At home, resting up, Richardson met some dude named Charlie in a Yahoo-like chatroom for filmmakers who asked her if she could work anywhere, where would it be? She said BET and like a genie who’s been touched by the Hand of God, Charlie was actually able to grant her request. (Networking is important, kids!) When BET Emmy award-winning producer Mimi called a week later, she couldn’t believe it but didn’t necessarily hang up either. The producer thought she was already moving to D.C.; an unpaid internship was waiting when she did. But Richardson was still in school, a 31-year-old junior who wasn’t close to graduating. But a summer internship...that was doable. And she had a place to stay; an uncle of one of her cousins put her up rent-free for the duration.

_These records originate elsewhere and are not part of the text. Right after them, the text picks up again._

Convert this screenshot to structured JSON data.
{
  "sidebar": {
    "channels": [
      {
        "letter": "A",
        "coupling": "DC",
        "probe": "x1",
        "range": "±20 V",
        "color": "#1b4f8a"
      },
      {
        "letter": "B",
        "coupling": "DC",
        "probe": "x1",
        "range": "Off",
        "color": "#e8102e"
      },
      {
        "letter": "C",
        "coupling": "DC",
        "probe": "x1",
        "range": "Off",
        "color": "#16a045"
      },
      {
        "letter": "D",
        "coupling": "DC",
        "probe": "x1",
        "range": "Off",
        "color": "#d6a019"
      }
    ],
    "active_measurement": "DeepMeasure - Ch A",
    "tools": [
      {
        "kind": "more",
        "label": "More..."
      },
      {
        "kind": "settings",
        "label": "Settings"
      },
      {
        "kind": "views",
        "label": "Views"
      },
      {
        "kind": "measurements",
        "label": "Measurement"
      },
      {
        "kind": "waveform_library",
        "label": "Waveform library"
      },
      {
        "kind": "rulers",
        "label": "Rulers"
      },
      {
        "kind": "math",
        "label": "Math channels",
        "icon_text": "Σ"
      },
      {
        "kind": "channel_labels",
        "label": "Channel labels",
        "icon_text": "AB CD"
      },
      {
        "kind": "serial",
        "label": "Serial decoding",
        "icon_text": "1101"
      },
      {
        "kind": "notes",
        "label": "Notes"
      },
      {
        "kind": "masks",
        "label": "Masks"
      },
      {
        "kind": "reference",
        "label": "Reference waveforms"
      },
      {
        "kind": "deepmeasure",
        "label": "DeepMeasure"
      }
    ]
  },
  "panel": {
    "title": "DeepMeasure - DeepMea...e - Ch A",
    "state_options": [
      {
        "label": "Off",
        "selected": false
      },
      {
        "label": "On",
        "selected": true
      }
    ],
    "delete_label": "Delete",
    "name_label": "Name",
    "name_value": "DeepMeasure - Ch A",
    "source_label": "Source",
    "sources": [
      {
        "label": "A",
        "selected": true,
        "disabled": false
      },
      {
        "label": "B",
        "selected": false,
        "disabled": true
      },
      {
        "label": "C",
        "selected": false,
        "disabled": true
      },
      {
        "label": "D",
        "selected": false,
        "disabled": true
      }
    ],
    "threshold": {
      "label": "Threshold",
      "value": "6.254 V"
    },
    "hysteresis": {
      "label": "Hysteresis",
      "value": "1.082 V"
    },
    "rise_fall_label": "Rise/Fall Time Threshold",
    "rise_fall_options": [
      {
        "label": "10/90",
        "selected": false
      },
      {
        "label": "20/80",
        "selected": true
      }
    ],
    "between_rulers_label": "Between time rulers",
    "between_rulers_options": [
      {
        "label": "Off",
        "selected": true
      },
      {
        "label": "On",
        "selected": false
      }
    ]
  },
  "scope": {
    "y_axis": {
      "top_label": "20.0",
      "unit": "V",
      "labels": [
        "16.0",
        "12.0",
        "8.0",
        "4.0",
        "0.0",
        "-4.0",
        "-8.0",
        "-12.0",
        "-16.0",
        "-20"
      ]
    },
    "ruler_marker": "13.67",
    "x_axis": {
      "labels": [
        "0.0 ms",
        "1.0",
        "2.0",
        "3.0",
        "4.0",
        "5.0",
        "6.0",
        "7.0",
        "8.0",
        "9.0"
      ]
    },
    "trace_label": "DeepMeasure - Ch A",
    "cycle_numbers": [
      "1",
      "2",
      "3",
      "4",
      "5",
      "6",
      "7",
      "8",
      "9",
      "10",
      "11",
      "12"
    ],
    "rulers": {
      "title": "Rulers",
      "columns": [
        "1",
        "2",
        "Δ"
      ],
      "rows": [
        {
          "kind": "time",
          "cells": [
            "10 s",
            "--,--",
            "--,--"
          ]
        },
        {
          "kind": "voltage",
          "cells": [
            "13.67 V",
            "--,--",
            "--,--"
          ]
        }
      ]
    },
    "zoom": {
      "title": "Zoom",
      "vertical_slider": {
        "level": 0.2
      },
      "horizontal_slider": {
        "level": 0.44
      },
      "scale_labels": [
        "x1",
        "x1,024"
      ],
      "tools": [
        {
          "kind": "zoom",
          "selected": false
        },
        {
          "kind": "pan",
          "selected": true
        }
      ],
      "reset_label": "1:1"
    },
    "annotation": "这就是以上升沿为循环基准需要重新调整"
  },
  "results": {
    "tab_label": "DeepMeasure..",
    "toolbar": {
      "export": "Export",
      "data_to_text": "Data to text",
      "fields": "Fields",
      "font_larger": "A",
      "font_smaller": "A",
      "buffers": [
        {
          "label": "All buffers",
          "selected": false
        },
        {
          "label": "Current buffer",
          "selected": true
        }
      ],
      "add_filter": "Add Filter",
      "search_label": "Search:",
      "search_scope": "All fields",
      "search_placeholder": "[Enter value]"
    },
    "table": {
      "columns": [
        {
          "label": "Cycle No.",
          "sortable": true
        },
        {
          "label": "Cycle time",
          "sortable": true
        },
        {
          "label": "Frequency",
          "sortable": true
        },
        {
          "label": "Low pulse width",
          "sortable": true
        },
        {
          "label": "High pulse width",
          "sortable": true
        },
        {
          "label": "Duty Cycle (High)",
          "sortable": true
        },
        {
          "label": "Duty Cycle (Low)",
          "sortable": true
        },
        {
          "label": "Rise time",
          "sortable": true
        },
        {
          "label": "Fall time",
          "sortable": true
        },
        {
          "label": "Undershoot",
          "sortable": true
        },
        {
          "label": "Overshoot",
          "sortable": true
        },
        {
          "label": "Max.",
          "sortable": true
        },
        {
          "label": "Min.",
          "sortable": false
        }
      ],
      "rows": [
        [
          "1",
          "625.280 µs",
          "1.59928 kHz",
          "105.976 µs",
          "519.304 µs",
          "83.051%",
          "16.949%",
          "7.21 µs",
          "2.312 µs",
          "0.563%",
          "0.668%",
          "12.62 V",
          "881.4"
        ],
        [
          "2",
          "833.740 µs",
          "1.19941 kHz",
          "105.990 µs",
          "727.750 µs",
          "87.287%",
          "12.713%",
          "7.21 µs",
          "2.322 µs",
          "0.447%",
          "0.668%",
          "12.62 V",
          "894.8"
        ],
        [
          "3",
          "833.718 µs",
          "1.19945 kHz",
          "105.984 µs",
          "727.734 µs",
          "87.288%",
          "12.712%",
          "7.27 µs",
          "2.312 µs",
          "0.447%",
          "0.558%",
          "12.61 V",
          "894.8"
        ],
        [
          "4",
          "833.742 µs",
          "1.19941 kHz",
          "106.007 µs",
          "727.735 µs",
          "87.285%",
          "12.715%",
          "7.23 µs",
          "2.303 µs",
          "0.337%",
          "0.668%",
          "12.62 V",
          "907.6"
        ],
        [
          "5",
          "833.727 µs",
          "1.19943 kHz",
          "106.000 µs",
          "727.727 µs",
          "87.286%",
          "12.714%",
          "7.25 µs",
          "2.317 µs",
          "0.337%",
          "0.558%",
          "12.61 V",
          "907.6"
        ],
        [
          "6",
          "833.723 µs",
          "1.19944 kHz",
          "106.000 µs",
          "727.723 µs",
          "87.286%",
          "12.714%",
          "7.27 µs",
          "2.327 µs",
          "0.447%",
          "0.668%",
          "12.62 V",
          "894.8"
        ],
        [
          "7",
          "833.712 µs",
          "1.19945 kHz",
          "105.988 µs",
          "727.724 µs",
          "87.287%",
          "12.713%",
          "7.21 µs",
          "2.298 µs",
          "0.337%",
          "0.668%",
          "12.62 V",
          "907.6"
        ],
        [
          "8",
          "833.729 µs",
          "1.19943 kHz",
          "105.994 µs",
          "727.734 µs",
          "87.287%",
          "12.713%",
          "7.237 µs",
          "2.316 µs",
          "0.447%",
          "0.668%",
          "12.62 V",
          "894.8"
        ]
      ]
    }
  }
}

She had some money too, after saving little bits here and there from her disability checks.
In 2006, BET’s jazz channel was being rebranded as BET J; her dope ideas at the few brainstorming sessions she attended for BET J paved the way to Richardson to be invited to all of the meetings. And those good deeds spurred the network to a rare deal with IUPUI for Richardson to remain in D.C. while attending school in Indianapolis via an online streaming situation.
She was responsible for on-air promotions, making sure commercials ran at their slotted times. (She also helped launched the first BET Hip-Hop Awards and BET Honors.) The experience “wasn’t all good,” said Richardson, who recalled the cold shoulders by some of her co-workers who had all graduated from historical black colleges. IUPUI, believer or not, was seen as an Ivy League school by her colleagues and Richardson, by association, was viewed as “the other.” But “I soaked up all I could,” she said. “A lot of things I didn’t get paid for.”
She was moved from BET to Centric to VH1 before she was laid off. She came back home to visit family and netted an interview with 21 Alive the same day she sent her resume; the station pretty much created the position for her: sales promotions manager. But she was laid off again when Granite Broadcasting was bought.
Now freelance, Richardson helped launched a basketball series for the ESPN-broadcasted show, Ball Up; she moved to Myrtle Beach, South Carolina, handled some white-glove clients ($10,000/ month spenders) for a newspaper/advertising agency before moving back to Fort Wayne to start her own firm, where the competition might not be as formidable. But there’s a trap door in that philosophy. A creative entrepreneur can carve out such a unique niche to basically eliminate competition. But comfort, Richardson said, is the true competition. “Especially with being a small market, people don’t realize the power they have with the new solutions that are out there,” she said, equating the public’s use of mainstays like radio, TV, and Facebook, to eating a fried food you know is bad for you but you do it anyway because…comfort.
Richardson has the means to advertise a product or service on GPS devices, like the FitBit, all 700+ search engines, has access to the same platforms that iHeart radio, CNN, and the Washington Post use, but at a wholesale price. “I have one of the biggest platforms in Fort Wayne that people don’t know about.”
Virginia Richardson | Tilde Multimedia Firm
3526 Stellhorn Road, Suite B, Fort Wayne, IN 46815
Email: VA@tildemultimedia.com | Website: TildeMultimedia.com
Virginia Richardson while working for BET, Richardson with actor/comedian Jamie Foxx, Richardson with Rick Ross
I run Scrambled Egg(s) Design and Productions, based out of Northeast Indiana. In addition to producing in-house company projects, I also create advertising materials for companies and organizations, with an emphasis on interactivity.